Supplements can be a necessary part of a wellness routine when exposure to sunlight is limited. Vitamin D2 (ergocalciferol) and Vitamin D3 (cholecalciferol) supplements come in capsule and oral tablet form and can be an integral part of a vitamin regimen for those who do not have consistent access to sunlight. Both forms of the vitamin are effective at increasing levels of Vitamin D in the body, though a majority of studies point to Vitamin D3 as being the more efficacious form of the vitamin, yielding a higher amount of calcifediol in the body – the metabolized form of Vitamin D.
4. And now in beauty products!
Not only can you find a safe boost of Vitamin D in your medicine cabinet, but you can also find it in your makeup bag. We designed a lip product that offers a safe and essential boost of plant-derived, organic Vitamin D3 (Cholecalciferol). This is a synthesized, vegan formulation of Vitamin D3. In cosmetic products, this vitamin can be absorbed topically and can be safely ingested. While our lip care is first and foremost a cosmetic product, the booster amount of Vitamin D is a perfect complement to your supplement regimen, if you have one.
We believe that our beauty products deserve supplements just as much as we do. The integration of essential nutrients with our daily cosmetic products blends beauty with wellness to ensure that our outward glow begins first and foremost with our inner health.
Arnarson, Atli. “Vitamin D2 vs. D3: What’s the Difference?” Healthline, 4 March 2018. https://www.healthline.com/nutrition/vitamin-d2-vs-d3#Supplements-101:-Vitamin-D. Accessed 24 January 2022.

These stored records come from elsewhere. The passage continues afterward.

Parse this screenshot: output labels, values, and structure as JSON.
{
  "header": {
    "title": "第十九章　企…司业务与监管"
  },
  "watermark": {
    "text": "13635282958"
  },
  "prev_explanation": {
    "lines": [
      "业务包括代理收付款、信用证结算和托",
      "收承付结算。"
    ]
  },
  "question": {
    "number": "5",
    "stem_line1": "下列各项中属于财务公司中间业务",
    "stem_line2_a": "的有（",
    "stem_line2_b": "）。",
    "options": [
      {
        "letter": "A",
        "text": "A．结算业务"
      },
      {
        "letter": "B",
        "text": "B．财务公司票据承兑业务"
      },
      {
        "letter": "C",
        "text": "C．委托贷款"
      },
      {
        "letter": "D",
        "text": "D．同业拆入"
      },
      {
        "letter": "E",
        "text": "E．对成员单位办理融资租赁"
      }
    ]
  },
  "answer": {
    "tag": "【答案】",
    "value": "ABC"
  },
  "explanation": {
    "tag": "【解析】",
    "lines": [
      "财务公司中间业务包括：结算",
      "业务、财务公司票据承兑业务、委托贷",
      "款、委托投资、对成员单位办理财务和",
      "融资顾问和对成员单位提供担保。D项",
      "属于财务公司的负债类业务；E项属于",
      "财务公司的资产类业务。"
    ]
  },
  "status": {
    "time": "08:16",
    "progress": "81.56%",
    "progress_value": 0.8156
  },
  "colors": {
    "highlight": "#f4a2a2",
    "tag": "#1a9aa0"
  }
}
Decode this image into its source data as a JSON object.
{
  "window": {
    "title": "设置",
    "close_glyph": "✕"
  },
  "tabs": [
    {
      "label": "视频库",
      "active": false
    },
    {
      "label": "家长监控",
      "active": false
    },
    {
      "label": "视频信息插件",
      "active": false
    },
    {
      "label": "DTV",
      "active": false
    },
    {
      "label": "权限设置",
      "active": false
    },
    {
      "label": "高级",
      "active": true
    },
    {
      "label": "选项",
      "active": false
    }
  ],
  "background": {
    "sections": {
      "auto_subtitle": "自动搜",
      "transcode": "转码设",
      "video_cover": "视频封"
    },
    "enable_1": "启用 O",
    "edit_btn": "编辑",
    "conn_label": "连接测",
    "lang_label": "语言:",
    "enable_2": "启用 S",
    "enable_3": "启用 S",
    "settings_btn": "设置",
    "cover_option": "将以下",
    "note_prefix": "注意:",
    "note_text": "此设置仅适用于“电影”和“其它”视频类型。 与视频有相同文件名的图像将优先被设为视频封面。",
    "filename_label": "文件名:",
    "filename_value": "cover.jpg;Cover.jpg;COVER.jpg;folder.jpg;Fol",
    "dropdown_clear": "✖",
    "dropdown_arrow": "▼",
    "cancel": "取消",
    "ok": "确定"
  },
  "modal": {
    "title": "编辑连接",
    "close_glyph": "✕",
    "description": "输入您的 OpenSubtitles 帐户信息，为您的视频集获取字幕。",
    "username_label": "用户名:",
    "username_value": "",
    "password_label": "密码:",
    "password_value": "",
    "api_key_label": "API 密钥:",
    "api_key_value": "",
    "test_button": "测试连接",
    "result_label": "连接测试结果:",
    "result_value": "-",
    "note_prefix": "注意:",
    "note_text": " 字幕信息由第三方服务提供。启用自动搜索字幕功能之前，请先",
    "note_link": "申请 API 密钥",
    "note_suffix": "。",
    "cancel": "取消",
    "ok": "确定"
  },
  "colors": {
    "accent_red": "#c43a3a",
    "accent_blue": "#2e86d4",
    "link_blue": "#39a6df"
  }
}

"The Guide to Immune -Supporting Foods, Vitamins, and Minerals," Goop, https://goop.com/wellness/health/food-for-immune-system-support/?ref=newsletter&nlptrk=Story3-edit-wellness-vitaminguide-reader-versiona&utm_source=Emarsys&utm_medium=Email&utm_campaign=20220217-newsletter-thursday-reader&utm_content=gwyneths_makeup_free_secrets--&sc_uid=J4nRuBzXyy&sc_src=email_1773545&sc_lid=172478262&sc_llid=24400&sc_eh=b846dd29a064b8171
Hill, Ansley. ”7 Effective Ways to Increase Your Vitamin D Levels.” Healthline, 17 March 2019. https://www.healthline.com/nutrition/how-to-increase-vitamin-d#Supplements-101:-Vitamin-D Accessed 24 January 2022.
Lu, Z., Chen, T.C., Zhang, A., et al. “An Evaluation of the Vitamin D3 Content in Fish: Is the Vitamin D Content Adequate to Satisfy the Dietary Requirement for Vitamin D?” US National Library of Medicine, 2007, https://www.ncbi.nlm.nih.gov/pmc/articles/PMC2698592/. Accessed 24 January 2022.
“Vitamin D.” Harvard School of Public Health, https://www.hsph.harvard.edu/nutritionsource/vitamin-d/. Accessed 24 January. 2022.